Over the past year, as my interest in Children’s literature has been growing, I’ve been reading a lot of children’s books. Like a lot a lot. The more picture books I read, I start to notice the ones that catch my interest the most, and the ones I end up re-reading several times in a row, are the ones that feel the most poetic. By that I mean that even though the language may appear to be “simple” the language is actually rich in complex diction, syntax, and imagery–not to mention attention to rhythm, sounds, and pacing. Sound familiar? Like a poem maybe? Let’s take a look at my latest obsession: Once Upon an Alphabet, by Oliver Jeffers.
Here’s of my favorite letters in the book (although I have several favorites, let’s be honest). The story is titled “C: Cup in the Cupboard.”
As I was reading the book I couldn’t help but look at each story as a little poem because of the way the stories are framed as stanzas. I’m not sure if Jeffers would call them stanzas, but it’s not a stretch to consider them as such. While I typically try to get the most milage out of line breaks by pushing the line to its most dramatic potential (without being too dramatic) if you read this story/poem it’s pretty clear the lines are broken where it sounds natural, because the nature of of picture books are usually to be read aloud to children. This really isn’t too far from poetry at all.
I could go on and on about why I consider picture books a super close relative to poetry, but I’d love to see what other people think about this! Has anyone else thought these genres as being related?

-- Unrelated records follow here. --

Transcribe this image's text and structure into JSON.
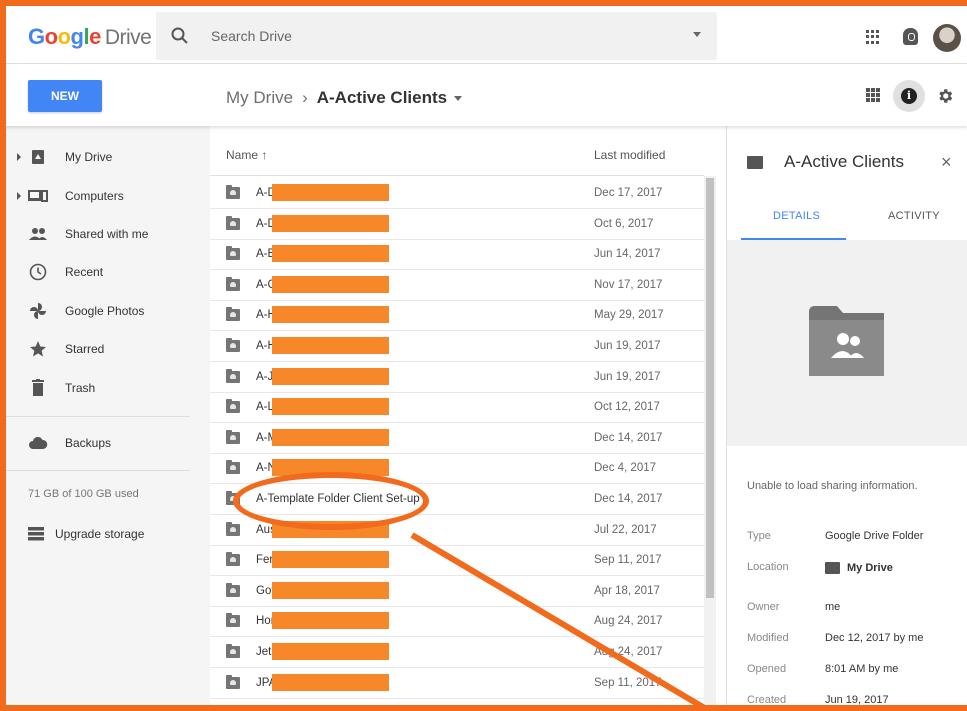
{
  "brand": {
    "google": [
      "G",
      "o",
      "o",
      "g",
      "l",
      "e"
    ],
    "google_colors": [
      "#4285f4",
      "#ea4335",
      "#fbbc05",
      "#4285f4",
      "#34a853",
      "#ea4335"
    ],
    "product": "Drive"
  },
  "search": {
    "placeholder": "Search Drive"
  },
  "toolbar": {
    "new_label": "NEW"
  },
  "breadcrumb": {
    "root": "My Drive",
    "separator": "›",
    "current": "A-Active Clients"
  },
  "sidebar": {
    "items": [
      {
        "label": "My Drive",
        "icon": "drive-icon",
        "expandable": true
      },
      {
        "label": "Computers",
        "icon": "computers-icon",
        "expandable": true
      },
      {
        "label": "Shared with me",
        "icon": "people-icon",
        "expandable": false
      },
      {
        "label": "Recent",
        "icon": "clock-icon",
        "expandable": false
      },
      {
        "label": "Google Photos",
        "icon": "pinwheel-icon",
        "expandable": false
      },
      {
        "label": "Starred",
        "icon": "star-icon",
        "expandable": false
      },
      {
        "label": "Trash",
        "icon": "trash-icon",
        "expandable": false
      }
    ],
    "backups": "Backups",
    "storage": "71 GB of 100 GB used",
    "upgrade": "Upgrade storage"
  },
  "list": {
    "col_name": "Name ↑",
    "col_modified": "Last modified",
    "rows": [
      {
        "name": "A-D",
        "modified": "Dec 17, 2017",
        "redacted": true
      },
      {
        "name": "A-D",
        "modified": "Oct 6, 2017",
        "redacted": true
      },
      {
        "name": "A-E",
        "modified": "Jun 14, 2017",
        "redacted": true
      },
      {
        "name": "A-G",
        "modified": "Nov 17, 2017",
        "redacted": true
      },
      {
        "name": "A-H",
        "modified": "May 29, 2017",
        "redacted": true
      },
      {
        "name": "A-H",
        "modified": "Jun 19, 2017",
        "redacted": true
      },
      {
        "name": "A-J",
        "modified": "Jun 19, 2017",
        "redacted": true
      },
      {
        "name": "A-L",
        "modified": "Oct 12, 2017",
        "redacted": true
      },
      {
        "name": "A-M",
        "modified": "Dec 14, 2017",
        "redacted": true
      },
      {
        "name": "A-N",
        "modified": "Dec 4, 2017",
        "redacted": true
      },
      {
        "name": "A-Template Folder Client Set-up",
        "modified": "Dec 14, 2017",
        "redacted": false
      },
      {
        "name": "Aus",
        "modified": "Jul 22, 2017",
        "redacted": true
      },
      {
        "name": "Ferr",
        "modified": "Sep 11, 2017",
        "redacted": true
      },
      {
        "name": "Goth",
        "modified": "Apr 18, 2017",
        "redacted": true
      },
      {
        "name": "Hor",
        "modified": "Aug 24, 2017",
        "redacted": true
      },
      {
        "name": "Jet",
        "modified": "Aug 24, 2017",
        "redacted": true
      },
      {
        "name": "JPA",
        "modified": "Sep 11, 2017",
        "redacted": true
      }
    ]
  },
  "details": {
    "title": "A-Active Clients",
    "close": "×",
    "tab_details": "DETAILS",
    "tab_activity": "ACTIVITY",
    "share_msg": "Unable to load sharing information.",
    "props": [
      {
        "k": "Type",
        "v": "Google Drive Folder"
      },
      {
        "k": "Location",
        "v": "My Drive"
      },
      {
        "k": "Owner",
        "v": "me"
      },
      {
        "k": "Modified",
        "v": "Dec 12, 2017 by me"
      },
      {
        "k": "Opened",
        "v": "8:01 AM by me"
      },
      {
        "k": "Created",
        "v": "Jun 19, 2017"
      }
    ]
  },
  "colors": {
    "accent": "#4285f4",
    "annotation": "#f26a1b",
    "redaction": "#f7882a"
  }
}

Is there anything else about this mini story that captures your attention poetically/artistically? I’d love to hear your comments!